1. The Purpose (Mission)


2. Components


3. Progress Report


3.1. Measurement Box

To begin with, I looked at the electrical fuse box in my apartment and noticed that I have 10 or so circuit breakers leading to separate electrical house circuits. I thought that it would be nice to monitor these 10 output lines individually and independently. This way I could have detailed power data as well as compute total house consumption.

Electrical utility box

When I removed the plastic cover, I noticed that there is quite a lot of space under it, so I hoped I could nicely fit all required hardware inside and hide it from view.

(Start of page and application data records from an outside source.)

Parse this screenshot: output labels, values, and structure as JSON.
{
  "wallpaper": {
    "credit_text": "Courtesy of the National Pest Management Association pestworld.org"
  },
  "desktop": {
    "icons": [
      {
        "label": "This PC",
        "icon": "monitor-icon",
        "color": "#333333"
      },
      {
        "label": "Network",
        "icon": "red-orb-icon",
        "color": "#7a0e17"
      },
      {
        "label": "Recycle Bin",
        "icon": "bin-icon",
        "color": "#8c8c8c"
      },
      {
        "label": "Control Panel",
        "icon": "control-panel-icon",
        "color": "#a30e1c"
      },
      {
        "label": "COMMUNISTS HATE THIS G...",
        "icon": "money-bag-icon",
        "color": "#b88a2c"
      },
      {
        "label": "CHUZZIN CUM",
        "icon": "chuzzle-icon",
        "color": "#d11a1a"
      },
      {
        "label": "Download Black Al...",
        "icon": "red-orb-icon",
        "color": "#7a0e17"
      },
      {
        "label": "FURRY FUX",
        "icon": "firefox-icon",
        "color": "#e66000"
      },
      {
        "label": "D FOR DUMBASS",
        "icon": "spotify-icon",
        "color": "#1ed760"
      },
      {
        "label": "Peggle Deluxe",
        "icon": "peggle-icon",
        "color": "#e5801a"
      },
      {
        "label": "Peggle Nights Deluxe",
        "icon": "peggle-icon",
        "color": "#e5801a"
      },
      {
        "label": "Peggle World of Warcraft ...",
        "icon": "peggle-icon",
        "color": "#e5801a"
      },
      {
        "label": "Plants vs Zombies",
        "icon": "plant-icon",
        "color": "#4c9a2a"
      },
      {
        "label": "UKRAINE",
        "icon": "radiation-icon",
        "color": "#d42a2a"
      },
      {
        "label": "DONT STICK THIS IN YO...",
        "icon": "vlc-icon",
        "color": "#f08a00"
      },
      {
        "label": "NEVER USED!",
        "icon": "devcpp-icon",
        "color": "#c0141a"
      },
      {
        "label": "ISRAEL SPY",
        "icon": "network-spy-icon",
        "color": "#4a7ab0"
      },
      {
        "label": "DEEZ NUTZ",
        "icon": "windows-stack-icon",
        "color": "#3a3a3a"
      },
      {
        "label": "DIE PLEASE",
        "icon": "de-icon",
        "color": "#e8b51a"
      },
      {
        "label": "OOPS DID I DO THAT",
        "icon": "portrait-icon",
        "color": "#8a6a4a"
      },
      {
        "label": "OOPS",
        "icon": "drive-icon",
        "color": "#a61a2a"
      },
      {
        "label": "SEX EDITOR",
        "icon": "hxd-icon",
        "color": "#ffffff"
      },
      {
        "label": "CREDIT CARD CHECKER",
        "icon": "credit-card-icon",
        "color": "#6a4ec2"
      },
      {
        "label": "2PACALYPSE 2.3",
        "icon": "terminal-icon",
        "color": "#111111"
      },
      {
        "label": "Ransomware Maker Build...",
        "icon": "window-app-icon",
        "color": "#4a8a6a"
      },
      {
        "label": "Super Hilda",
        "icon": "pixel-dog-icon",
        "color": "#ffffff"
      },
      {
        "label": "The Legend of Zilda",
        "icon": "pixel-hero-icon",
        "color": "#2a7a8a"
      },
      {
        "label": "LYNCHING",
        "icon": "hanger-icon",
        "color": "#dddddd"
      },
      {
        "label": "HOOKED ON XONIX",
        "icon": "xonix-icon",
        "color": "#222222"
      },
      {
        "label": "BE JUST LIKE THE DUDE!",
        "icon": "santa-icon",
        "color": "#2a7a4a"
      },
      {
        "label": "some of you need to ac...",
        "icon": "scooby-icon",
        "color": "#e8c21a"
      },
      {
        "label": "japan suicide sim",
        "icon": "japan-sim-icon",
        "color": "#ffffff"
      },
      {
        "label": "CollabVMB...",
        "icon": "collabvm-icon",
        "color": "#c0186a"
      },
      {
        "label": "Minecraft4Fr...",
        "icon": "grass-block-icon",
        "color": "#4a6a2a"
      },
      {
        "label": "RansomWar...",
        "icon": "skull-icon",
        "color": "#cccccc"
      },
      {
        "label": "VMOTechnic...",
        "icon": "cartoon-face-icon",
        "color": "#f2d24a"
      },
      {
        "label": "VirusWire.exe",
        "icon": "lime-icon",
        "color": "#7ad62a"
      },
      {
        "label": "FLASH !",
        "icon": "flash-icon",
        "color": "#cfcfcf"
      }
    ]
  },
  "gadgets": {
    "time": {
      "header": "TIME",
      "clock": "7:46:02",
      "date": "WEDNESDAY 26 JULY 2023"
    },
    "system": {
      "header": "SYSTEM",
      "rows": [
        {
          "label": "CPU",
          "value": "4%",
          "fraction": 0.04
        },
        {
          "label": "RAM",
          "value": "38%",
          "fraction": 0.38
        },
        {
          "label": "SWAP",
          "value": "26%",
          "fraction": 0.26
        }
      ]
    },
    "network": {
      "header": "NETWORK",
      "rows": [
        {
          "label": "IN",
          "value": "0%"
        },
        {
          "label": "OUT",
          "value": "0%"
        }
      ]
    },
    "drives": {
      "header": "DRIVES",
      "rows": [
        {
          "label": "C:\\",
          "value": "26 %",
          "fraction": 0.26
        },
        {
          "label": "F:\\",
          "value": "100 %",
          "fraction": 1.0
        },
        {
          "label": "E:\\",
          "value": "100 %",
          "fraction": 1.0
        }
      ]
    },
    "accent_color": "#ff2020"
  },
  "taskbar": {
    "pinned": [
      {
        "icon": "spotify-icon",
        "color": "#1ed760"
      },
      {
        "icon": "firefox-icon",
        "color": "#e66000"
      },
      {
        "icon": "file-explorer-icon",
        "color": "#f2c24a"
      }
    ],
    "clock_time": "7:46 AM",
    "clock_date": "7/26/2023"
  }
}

3.1.1. Hardware

As far as I could see, the original EmonTx approach from OpenEnergyMonitor was to measure current at the input to the breakers. This could be the result of limited measurement speed and/or limited processing power or the Arduino Uno -based hardware. EmonTx has only three current probe inputs with 10-bit resolution. So, instead I decided that I'd need faster processor, more analog inputs and 12-bit ADC resolution. In other words, this Arduino Due board:

 Arduino Due

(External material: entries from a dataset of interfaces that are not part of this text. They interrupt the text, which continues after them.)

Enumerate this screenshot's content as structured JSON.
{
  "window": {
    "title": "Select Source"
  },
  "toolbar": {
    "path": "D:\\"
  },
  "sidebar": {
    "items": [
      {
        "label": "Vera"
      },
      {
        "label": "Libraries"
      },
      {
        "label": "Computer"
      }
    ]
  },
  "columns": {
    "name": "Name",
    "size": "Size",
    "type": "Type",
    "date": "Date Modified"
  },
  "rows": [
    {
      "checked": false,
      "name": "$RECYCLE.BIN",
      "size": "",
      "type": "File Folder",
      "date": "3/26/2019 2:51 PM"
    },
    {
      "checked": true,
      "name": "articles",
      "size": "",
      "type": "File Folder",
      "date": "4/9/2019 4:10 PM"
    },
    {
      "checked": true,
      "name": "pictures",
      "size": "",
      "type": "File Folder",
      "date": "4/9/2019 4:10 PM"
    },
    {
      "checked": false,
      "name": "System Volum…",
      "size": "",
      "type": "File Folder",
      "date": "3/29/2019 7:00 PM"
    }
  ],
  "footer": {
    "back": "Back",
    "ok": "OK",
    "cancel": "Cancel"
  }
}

The next logical step was to test wireless communication between this sensor controller and whatever the base might be. For this I purchased a couple of RFM12B modules and a JeeLink from JeeLabs shop:

(NOTE: JeeLink was later replaced with JeeNodeUSB)




3.1.2. RFM12B library for Arduino Due

As a starting point, I used a great port of RFM12B library to C++ by Felix of

Turned out, this library was not compatible with my ARM-based Due board. So I spent the next few weeks on modifying this code and eventually made it to work on my Due. The files are below. Just unzip this into library folder of the Arduino IDE and don't forget to select Due before compiling ;)

Not all functionality has been implemented yet, like sleep mode, but overall it does work.


3.1.3. Current / Voltage Sensors

Once I had RF communication working properly between Due and JeeLink, I started working on setting up sensors.

I purchased 12 non-invasive current probes and 1 AC-AC voltage adapter:

SCT013 current probe AC-AC Voltage adapter

Here is a great explanation of Power measurement theory using these sensors.

You can download a complete schematic diagram of my energy monitor here:

EMS schematics

As you can see, I used 22 Ohm burden resistors, which gave me more than enough head room to measure currents up to full range of SCT013 (100A). In addition, to measure line voltage using AC-AC adapter, I adjusted resistive divider to 100K - 6.6K, which slightly reduced resultant voltage range at the Arduino to below 3.3V p-p.

I soldered all components onto this Proto Shield for Arduino MEGA, which also fits perfectly to Due.


UPDATE (Jan. 2016):

Following a suggestion to convert the original crude wire-solder design into something that could be easily duplicated and manufactured, I've taken on Fritzing. I must say, it is a pain-in-the-***. Nevertheless, here's the result, if anybody wants to try it:

Warning, I have not tested this Fritzing design myself, so try at your own risk ;)


In order to utilize full 12-bit ADC resolution of Arduino Due, I reworked original EmonLib library of OpenEnergyProject. Here's my modified source code:

This mod also contains 3-phase buffer-and-delay algorithm, since my CT inputs are connected to all three line phases, but my AC_AC voltage adapter is connected to only one of them (obviously).

And finally, here's the Arduino sketch that ties this all together:


At the end, after adjusting calibration constants, I was able to see this raw dump of sensor data, occurring every 2 sec:

 raw sensor dump


1. The above formatted output was generated using this test sketch EmonRxUno.ino, not to be used in working system.

2. The Arduino sketch for a working RaspberryPi-based system is here: Software


3.1.4. Fitting it all inside my fuse box

Here I will let pictures tell the story...

Arduino Due and my EmonTx Shield

My EmonTx


EmonTx shield - Top

EmonTx Shield Top

EmonTx shield - Bottom

EmonTx Shield Bottom


Fuse box - Before

Fuse box - Before

Fuse box - After

Fuse box - After



3.2. Data Collection Box - Web Server

3.2.1. Hardware

Raspberry Pi connection setup

All the components above are powered from a single 5V-2A Adapter through the USB Hub, as explained here:
Plus, I found a hub with a very convenient power switch.

I decided to use a Solid State Drive mainly because it is silent, after I got fed up with constant rattling of my old HDD.

I also added a small mod to JeeNodeUSB to measure RSSI from RFM12B when packets are received.


3.2.2. Software - JeeNodeUSB


3.2.3. Software - RaspberryPi

Individual Circuits dashboard

Daily Consumption dashboard

Live State dashboard



4. Next Steps

Something to think about...